WHAT THE EXERCISE ASKS: I'd like every entry returned exactly as it is, with the images left out.

*** INPUT DATA Section Begins ***

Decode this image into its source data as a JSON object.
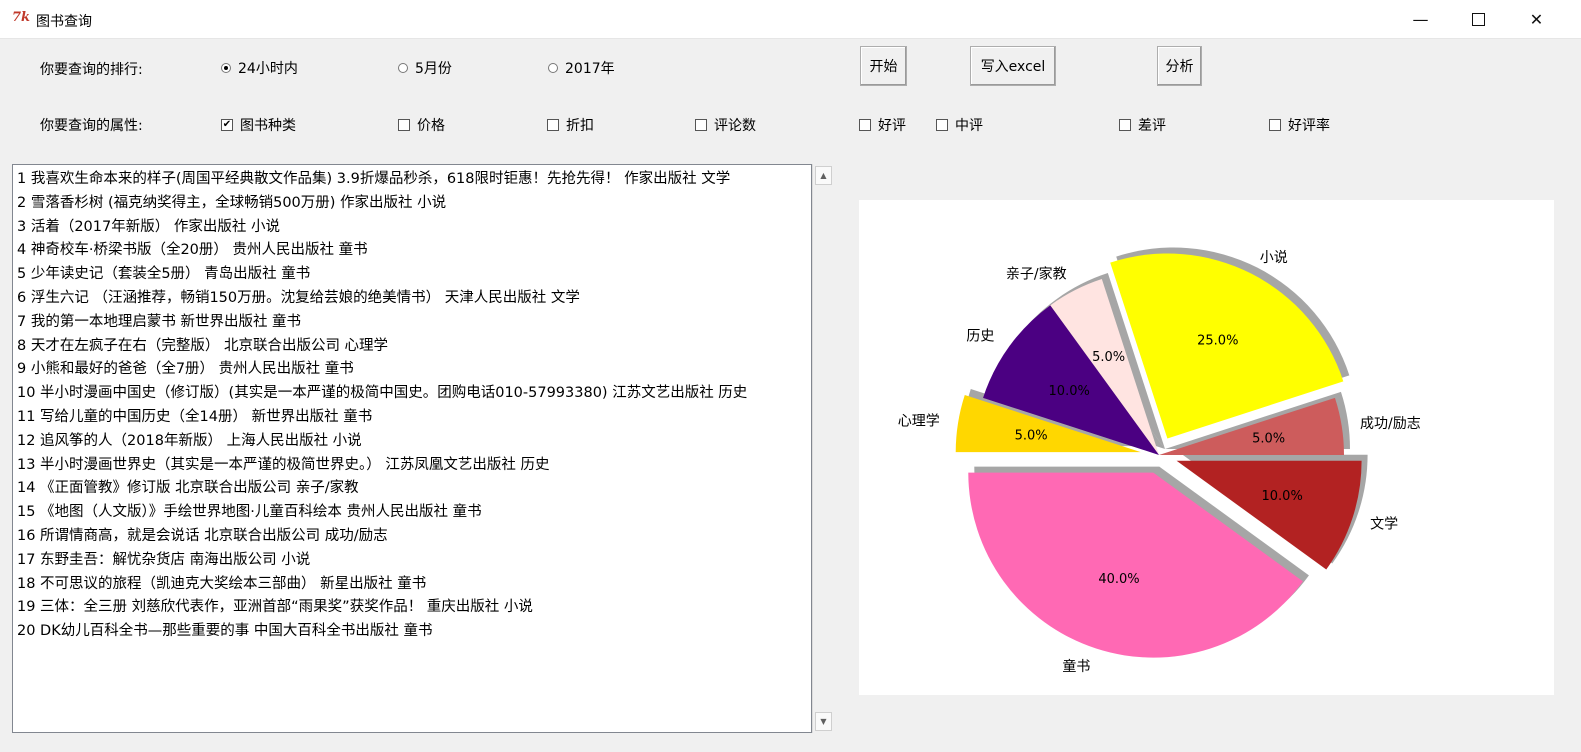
{
  "window": {
    "title": "图书查询",
    "icon": "tk-icon"
  },
  "controls": {
    "rank_label": "你要查询的排行:",
    "rank_options": [
      {
        "label": "24小时内",
        "selected": true
      },
      {
        "label": "5月份",
        "selected": false
      },
      {
        "label": "2017年",
        "selected": false
      }
    ],
    "attr_label": "你要查询的属性:",
    "attr_options": [
      {
        "label": "图书种类",
        "checked": true
      },
      {
        "label": "价格",
        "checked": false
      },
      {
        "label": "折扣",
        "checked": false
      },
      {
        "label": "评论数",
        "checked": false
      },
      {
        "label": "好评",
        "checked": false
      },
      {
        "label": "中评",
        "checked": false
      },
      {
        "label": "差评",
        "checked": false
      },
      {
        "label": "好评率",
        "checked": false
      }
    ],
    "buttons": {
      "start": "开始",
      "excel": "写入excel",
      "analyze": "分析"
    }
  },
  "results": [
    "1 我喜欢生命本来的样子(周国平经典散文作品集) 3.9折爆品秒杀，618限时钜惠！先抢先得！ 作家出版社 文学",
    "2 雪落香杉树 (福克纳奖得主，全球畅销500万册) 作家出版社 小说",
    "3 活着（2017年新版） 作家出版社 小说",
    "4 神奇校车·桥梁书版（全20册） 贵州人民出版社 童书",
    "5 少年读史记（套装全5册） 青岛出版社 童书",
    "6 浮生六记 （汪涵推荐，畅销150万册。沈复给芸娘的绝美情书） 天津人民出版社 文学",
    "7 我的第一本地理启蒙书 新世界出版社 童书",
    "8 天才在左疯子在右（完整版） 北京联合出版公司 心理学",
    "9 小熊和最好的爸爸（全7册） 贵州人民出版社 童书",
    "10 半小时漫画中国史（修订版）(其实是一本严谨的极简中国史。团购电话010-57993380) 江苏文艺出版社 历史",
    "11 写给儿童的中国历史（全14册） 新世界出版社 童书",
    "12 追风筝的人（2018年新版） 上海人民出版社 小说",
    "13 半小时漫画世界史（其实是一本严谨的极简世界史。） 江苏凤凰文艺出版社 历史",
    "14 《正面管教》修订版 北京联合出版公司 亲子/家教",
    "15 《地图（人文版）》手绘世界地图·儿童百科绘本 贵州人民出版社 童书",
    "16 所谓情商高，就是会说话 北京联合出版公司 成功/励志",
    "17 东野圭吾：解忧杂货店 南海出版公司 小说",
    "18 不可思议的旅程（凯迪克大奖绘本三部曲） 新星出版社 童书",
    "19 三体：全三册 刘慈欣代表作，亚洲首部“雨果奖”获奖作品！ 重庆出版社 小说",
    "20 DK幼儿百科全书—那些重要的事 中国大百科全书出版社 童书"
  ],
  "chart_data": {
    "type": "pie",
    "title": "",
    "startangle_deg": 180,
    "shadow": true,
    "slices": [
      {
        "label": "童书",
        "value": 40.0,
        "pct": "40.0%",
        "color": "#ff69b4",
        "explode": true
      },
      {
        "label": "文学",
        "value": 10.0,
        "pct": "10.0%",
        "color": "#b22222",
        "explode": true
      },
      {
        "label": "成功/励志",
        "value": 5.0,
        "pct": "5.0%",
        "color": "#cd5c5c",
        "explode": false
      },
      {
        "label": "小说",
        "value": 25.0,
        "pct": "25.0%",
        "color": "#ffff00",
        "explode": true
      },
      {
        "label": "亲子/家教",
        "value": 5.0,
        "pct": "5.0%",
        "color": "#ffe4e1",
        "explode": false
      },
      {
        "label": "历史",
        "value": 10.0,
        "pct": "10.0%",
        "color": "#4b0082",
        "explode": false
      },
      {
        "label": "心理学",
        "value": 5.0,
        "pct": "5.0%",
        "color": "#ffd700",
        "explode": true
      }
    ]
  }
}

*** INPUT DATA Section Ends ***

TASK OUTPUT:
Decode this image into its source data as a JSON object.
{
  "window": {
    "title": "图书查询",
    "icon": "tk-icon"
  },
  "controls": {
    "rank_label": "你要查询的排行:",
    "rank_options": [
      {
        "label": "24小时内",
        "selected": true
      },
      {
        "label": "5月份",
        "selected": false
      },
      {
        "label": "2017年",
        "selected": false
      }
    ],
    "attr_label": "你要查询的属性:",
    "attr_options": [
      {
        "label": "图书种类",
        "checked": true
      },
      {
        "label": "价格",
        "checked": false
      },
      {
        "label": "折扣",
        "checked": false
      },
      {
        "label": "评论数",
        "checked": false
      },
      {
        "label": "好评",
        "checked": false
      },
      {
        "label": "中评",
        "checked": false
      },
      {
        "label": "差评",
        "checked": false
      },
      {
        "label": "好评率",
        "checked": false
      }
    ],
    "buttons": {
      "start": "开始",
      "excel": "写入excel",
      "analyze": "分析"
    }
  },
  "results": [
    "1 我喜欢生命本来的样子(周国平经典散文作品集) 3.9折爆品秒杀，618限时钜惠！先抢先得！ 作家出版社 文学",
    "2 雪落香杉树 (福克纳奖得主，全球畅销500万册) 作家出版社 小说",
    "3 活着（2017年新版） 作家出版社 小说",
    "4 神奇校车·桥梁书版（全20册） 贵州人民出版社 童书",
    "5 少年读史记（套装全5册） 青岛出版社 童书",
    "6 浮生六记 （汪涵推荐，畅销150万册。沈复给芸娘的绝美情书） 天津人民出版社 文学",
    "7 我的第一本地理启蒙书 新世界出版社 童书",
    "8 天才在左疯子在右（完整版） 北京联合出版公司 心理学",
    "9 小熊和最好的爸爸（全7册） 贵州人民出版社 童书",
    "10 半小时漫画中国史（修订版）(其实是一本严谨的极简中国史。团购电话010-57993380) 江苏文艺出版社 历史",
    "11 写给儿童的中国历史（全14册） 新世界出版社 童书",
    "12 追风筝的人（2018年新版） 上海人民出版社 小说",
    "13 半小时漫画世界史（其实是一本严谨的极简世界史。） 江苏凤凰文艺出版社 历史",
    "14 《正面管教》修订版 北京联合出版公司 亲子/家教",
    "15 《地图（人文版）》手绘世界地图·儿童百科绘本 贵州人民出版社 童书",
    "16 所谓情商高，就是会说话 北京联合出版公司 成功/励志",
    "17 东野圭吾：解忧杂货店 南海出版公司 小说",
    "18 不可思议的旅程（凯迪克大奖绘本三部曲） 新星出版社 童书",
    "19 三体：全三册 刘慈欣代表作，亚洲首部“雨果奖”获奖作品！ 重庆出版社 小说",
    "20 DK幼儿百科全书—那些重要的事 中国大百科全书出版社 童书"
  ],
  "chart_data": {
    "type": "pie",
    "title": "",
    "startangle_deg": 180,
    "shadow": true,
    "slices": [
      {
        "label": "童书",
        "value": 40.0,
        "pct": "40.0%",
        "color": "#ff69b4",
        "explode": true
      },
      {
        "label": "文学",
        "value": 10.0,
        "pct": "10.0%",
        "color": "#b22222",
        "explode": true
      },
      {
        "label": "成功/励志",
        "value": 5.0,
        "pct": "5.0%",
        "color": "#cd5c5c",
        "explode": false
      },
      {
        "label": "小说",
        "value": 25.0,
        "pct": "25.0%",
        "color": "#ffff00",
        "explode": true
      },
      {
        "label": "亲子/家教",
        "value": 5.0,
        "pct": "5.0%",
        "color": "#ffe4e1",
        "explode": false
      },
      {
        "label": "历史",
        "value": 10.0,
        "pct": "10.0%",
        "color": "#4b0082",
        "explode": false
      },
      {
        "label": "心理学",
        "value": 5.0,
        "pct": "5.0%",
        "color": "#ffd700",
        "explode": true
      }
    ]
  }
}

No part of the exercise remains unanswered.